ACTIVITY.
Give the data again in full, exactly as written below.

[Dataset rows describing interfaces]

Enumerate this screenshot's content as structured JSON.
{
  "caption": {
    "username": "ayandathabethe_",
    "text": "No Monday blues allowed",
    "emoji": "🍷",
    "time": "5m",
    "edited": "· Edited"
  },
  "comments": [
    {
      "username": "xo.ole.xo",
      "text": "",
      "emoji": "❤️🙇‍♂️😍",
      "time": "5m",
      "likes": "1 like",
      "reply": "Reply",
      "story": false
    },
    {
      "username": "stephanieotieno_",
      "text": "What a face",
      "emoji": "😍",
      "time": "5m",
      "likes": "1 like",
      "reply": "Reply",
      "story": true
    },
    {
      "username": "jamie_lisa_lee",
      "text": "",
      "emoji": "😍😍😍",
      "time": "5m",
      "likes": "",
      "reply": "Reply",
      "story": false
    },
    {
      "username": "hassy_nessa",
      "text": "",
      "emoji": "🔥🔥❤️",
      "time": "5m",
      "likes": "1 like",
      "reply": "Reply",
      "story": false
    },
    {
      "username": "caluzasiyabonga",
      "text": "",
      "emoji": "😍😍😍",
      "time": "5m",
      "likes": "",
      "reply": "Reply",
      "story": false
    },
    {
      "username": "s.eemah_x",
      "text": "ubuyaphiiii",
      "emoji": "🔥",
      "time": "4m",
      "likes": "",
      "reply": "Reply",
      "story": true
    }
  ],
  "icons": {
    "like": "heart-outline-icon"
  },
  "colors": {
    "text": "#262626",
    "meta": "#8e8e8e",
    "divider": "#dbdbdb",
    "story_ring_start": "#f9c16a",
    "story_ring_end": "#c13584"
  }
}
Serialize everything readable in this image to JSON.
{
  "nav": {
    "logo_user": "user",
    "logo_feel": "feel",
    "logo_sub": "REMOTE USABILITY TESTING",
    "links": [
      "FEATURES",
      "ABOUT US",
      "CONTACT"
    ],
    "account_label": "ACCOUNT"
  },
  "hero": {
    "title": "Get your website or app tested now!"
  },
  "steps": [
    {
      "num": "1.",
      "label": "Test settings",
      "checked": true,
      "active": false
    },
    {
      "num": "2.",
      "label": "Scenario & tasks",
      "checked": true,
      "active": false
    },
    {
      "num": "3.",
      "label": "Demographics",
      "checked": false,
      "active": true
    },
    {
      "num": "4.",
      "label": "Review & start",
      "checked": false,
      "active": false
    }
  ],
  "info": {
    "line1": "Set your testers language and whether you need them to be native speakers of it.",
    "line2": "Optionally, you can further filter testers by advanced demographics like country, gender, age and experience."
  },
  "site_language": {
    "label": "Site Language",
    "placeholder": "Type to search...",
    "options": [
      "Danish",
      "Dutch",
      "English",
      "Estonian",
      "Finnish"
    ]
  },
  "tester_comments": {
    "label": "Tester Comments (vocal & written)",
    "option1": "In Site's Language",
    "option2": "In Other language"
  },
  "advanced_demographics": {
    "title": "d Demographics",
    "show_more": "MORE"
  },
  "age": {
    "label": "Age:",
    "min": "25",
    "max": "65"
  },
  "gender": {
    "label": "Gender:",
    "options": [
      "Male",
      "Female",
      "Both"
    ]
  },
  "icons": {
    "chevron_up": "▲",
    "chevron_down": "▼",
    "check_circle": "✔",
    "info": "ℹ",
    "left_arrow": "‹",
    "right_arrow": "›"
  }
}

FINISHED EXERCISE.
Enumerate this screenshot's content as structured JSON.
{
  "caption": {
    "username": "ayandathabethe_",
    "text": "No Monday blues allowed",
    "emoji": "🍷",
    "time": "5m",
    "edited": "· Edited"
  },
  "comments": [
    {
      "username": "xo.ole.xo",
      "text": "",
      "emoji": "❤️🙇‍♂️😍",
      "time": "5m",
      "likes": "1 like",
      "reply": "Reply",
      "story": false
    },
    {
      "username": "stephanieotieno_",
      "text": "What a face",
      "emoji": "😍",
      "time": "5m",
      "likes": "1 like",
      "reply": "Reply",
      "story": true
    },
    {
      "username": "jamie_lisa_lee",
      "text": "",
      "emoji": "😍😍😍",
      "time": "5m",
      "likes": "",
      "reply": "Reply",
      "story": false
    },
    {
      "username": "hassy_nessa",
      "text": "",
      "emoji": "🔥🔥❤️",
      "time": "5m",
      "likes": "1 like",
      "reply": "Reply",
      "story": false
    },
    {
      "username": "caluzasiyabonga",
      "text": "",
      "emoji": "😍😍😍",
      "time": "5m",
      "likes": "",
      "reply": "Reply",
      "story": false
    },
    {
      "username": "s.eemah_x",
      "text": "ubuyaphiiii",
      "emoji": "🔥",
      "time": "4m",
      "likes": "",
      "reply": "Reply",
      "story": true
    }
  ],
  "icons": {
    "like": "heart-outline-icon"
  },
  "colors": {
    "text": "#262626",
    "meta": "#8e8e8e",
    "divider": "#dbdbdb",
    "story_ring_start": "#f9c16a",
    "story_ring_end": "#c13584"
  }
}
Serialize everything readable in this image to JSON.
{
  "nav": {
    "logo_user": "user",
    "logo_feel": "feel",
    "logo_sub": "REMOTE USABILITY TESTING",
    "links": [
      "FEATURES",
      "ABOUT US",
      "CONTACT"
    ],
    "account_label": "ACCOUNT"
  },
  "hero": {
    "title": "Get your website or app tested now!"
  },
  "steps": [
    {
      "num": "1.",
      "label": "Test settings",
      "checked": true,
      "active": false
    },
    {
      "num": "2.",
      "label": "Scenario & tasks",
      "checked": true,
      "active": false
    },
    {
      "num": "3.",
      "label": "Demographics",
      "checked": false,
      "active": true
    },
    {
      "num": "4.",
      "label": "Review & start",
      "checked": false,
      "active": false
    }
  ],
  "info": {
    "line1": "Set your testers language and whether you need them to be native speakers of it.",
    "line2": "Optionally, you can further filter testers by advanced demographics like country, gender, age and experience."
  },
  "site_language": {
    "label": "Site Language",
    "placeholder": "Type to search...",
    "options": [
      "Danish",
      "Dutch",
      "English",
      "Estonian",
      "Finnish"
    ]
  },
  "tester_comments": {
    "label": "Tester Comments (vocal & written)",
    "option1": "In Site's Language",
    "option2": "In Other language"
  },
  "advanced_demographics": {
    "title": "d Demographics",
    "show_more": "MORE"
  },
  "age": {
    "label": "Age:",
    "min": "25",
    "max": "65"
  },
  "gender": {
    "label": "Gender:",
    "options": [
      "Male",
      "Female",
      "Both"
    ]
  },
  "icons": {
    "chevron_up": "▲",
    "chevron_down": "▼",
    "check_circle": "✔",
    "info": "ℹ",
    "left_arrow": "‹",
    "right_arrow": "›"
  }
}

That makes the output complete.